When you copy the data, keep every line exactly as written and skip the pictures.

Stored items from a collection
Segment Open

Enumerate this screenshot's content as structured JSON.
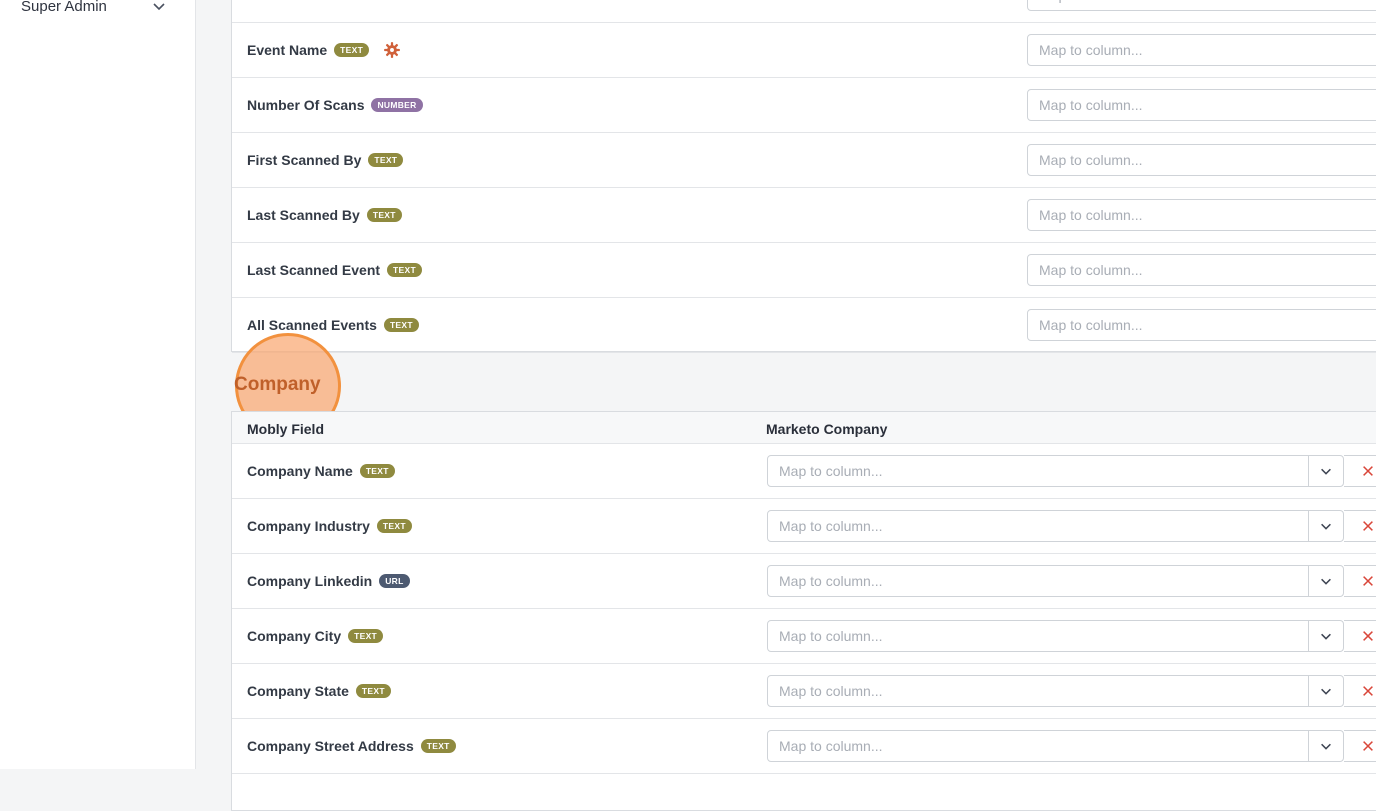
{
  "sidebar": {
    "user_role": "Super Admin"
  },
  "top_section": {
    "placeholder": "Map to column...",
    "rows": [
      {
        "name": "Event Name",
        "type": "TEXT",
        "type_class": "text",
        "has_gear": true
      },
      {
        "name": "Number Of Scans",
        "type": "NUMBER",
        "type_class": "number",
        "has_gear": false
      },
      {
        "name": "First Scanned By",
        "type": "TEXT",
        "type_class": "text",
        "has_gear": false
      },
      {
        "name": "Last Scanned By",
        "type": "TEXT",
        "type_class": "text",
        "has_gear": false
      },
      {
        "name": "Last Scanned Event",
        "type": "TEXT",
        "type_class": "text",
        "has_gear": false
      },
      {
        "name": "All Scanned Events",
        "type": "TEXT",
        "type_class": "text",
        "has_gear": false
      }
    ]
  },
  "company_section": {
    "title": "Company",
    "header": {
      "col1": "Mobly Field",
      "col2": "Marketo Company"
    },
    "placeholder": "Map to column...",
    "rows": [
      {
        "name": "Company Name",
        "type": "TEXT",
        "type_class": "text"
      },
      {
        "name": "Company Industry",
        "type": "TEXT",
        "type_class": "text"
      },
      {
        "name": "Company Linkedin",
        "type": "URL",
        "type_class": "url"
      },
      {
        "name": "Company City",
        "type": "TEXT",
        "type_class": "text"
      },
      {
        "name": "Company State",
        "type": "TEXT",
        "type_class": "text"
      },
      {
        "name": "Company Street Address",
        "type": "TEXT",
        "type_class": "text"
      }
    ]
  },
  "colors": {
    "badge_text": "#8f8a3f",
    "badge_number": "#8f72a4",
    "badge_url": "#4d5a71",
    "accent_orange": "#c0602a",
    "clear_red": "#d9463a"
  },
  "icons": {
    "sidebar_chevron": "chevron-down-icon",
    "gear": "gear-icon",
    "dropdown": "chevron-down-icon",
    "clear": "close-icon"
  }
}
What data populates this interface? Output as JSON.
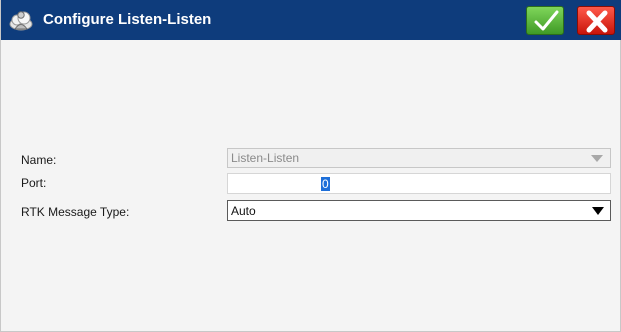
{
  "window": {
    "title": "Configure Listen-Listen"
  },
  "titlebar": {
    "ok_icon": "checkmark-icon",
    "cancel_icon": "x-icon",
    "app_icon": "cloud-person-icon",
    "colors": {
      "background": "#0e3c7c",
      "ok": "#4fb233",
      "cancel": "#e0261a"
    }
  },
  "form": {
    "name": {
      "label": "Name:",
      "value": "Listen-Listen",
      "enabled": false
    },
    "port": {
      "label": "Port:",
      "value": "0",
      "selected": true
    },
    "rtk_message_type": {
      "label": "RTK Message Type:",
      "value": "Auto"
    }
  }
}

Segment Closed

Exercise answer.
Enumerate this screenshot's content as structured JSON.
{
  "sidebar": {
    "user_role": "Super Admin"
  },
  "top_section": {
    "placeholder": "Map to column...",
    "rows": [
      {
        "name": "Event Name",
        "type": "TEXT",
        "type_class": "text",
        "has_gear": true
      },
      {
        "name": "Number Of Scans",
        "type": "NUMBER",
        "type_class": "number",
        "has_gear": false
      },
      {
        "name": "First Scanned By",
        "type": "TEXT",
        "type_class": "text",
        "has_gear": false
      },
      {
        "name": "Last Scanned By",
        "type": "TEXT",
        "type_class": "text",
        "has_gear": false
      },
      {
        "name": "Last Scanned Event",
        "type": "TEXT",
        "type_class": "text",
        "has_gear": false
      },
      {
        "name": "All Scanned Events",
        "type": "TEXT",
        "type_class": "text",
        "has_gear": false
      }
    ]
  },
  "company_section": {
    "title": "Company",
    "header": {
      "col1": "Mobly Field",
      "col2": "Marketo Company"
    },
    "placeholder": "Map to column...",
    "rows": [
      {
        "name": "Company Name",
        "type": "TEXT",
        "type_class": "text"
      },
      {
        "name": "Company Industry",
        "type": "TEXT",
        "type_class": "text"
      },
      {
        "name": "Company Linkedin",
        "type": "URL",
        "type_class": "url"
      },
      {
        "name": "Company City",
        "type": "TEXT",
        "type_class": "text"
      },
      {
        "name": "Company State",
        "type": "TEXT",
        "type_class": "text"
      },
      {
        "name": "Company Street Address",
        "type": "TEXT",
        "type_class": "text"
      }
    ]
  },
  "colors": {
    "badge_text": "#8f8a3f",
    "badge_number": "#8f72a4",
    "badge_url": "#4d5a71",
    "accent_orange": "#c0602a",
    "clear_red": "#d9463a"
  },
  "icons": {
    "sidebar_chevron": "chevron-down-icon",
    "gear": "gear-icon",
    "dropdown": "chevron-down-icon",
    "clear": "close-icon"
  }
}
What data populates this interface? Output as JSON.
{
  "window": {
    "title": "Configure Listen-Listen"
  },
  "titlebar": {
    "ok_icon": "checkmark-icon",
    "cancel_icon": "x-icon",
    "app_icon": "cloud-person-icon",
    "colors": {
      "background": "#0e3c7c",
      "ok": "#4fb233",
      "cancel": "#e0261a"
    }
  },
  "form": {
    "name": {
      "label": "Name:",
      "value": "Listen-Listen",
      "enabled": false
    },
    "port": {
      "label": "Port:",
      "value": "0",
      "selected": true
    },
    "rtk_message_type": {
      "label": "RTK Message Type:",
      "value": "Auto"
    }
  }
}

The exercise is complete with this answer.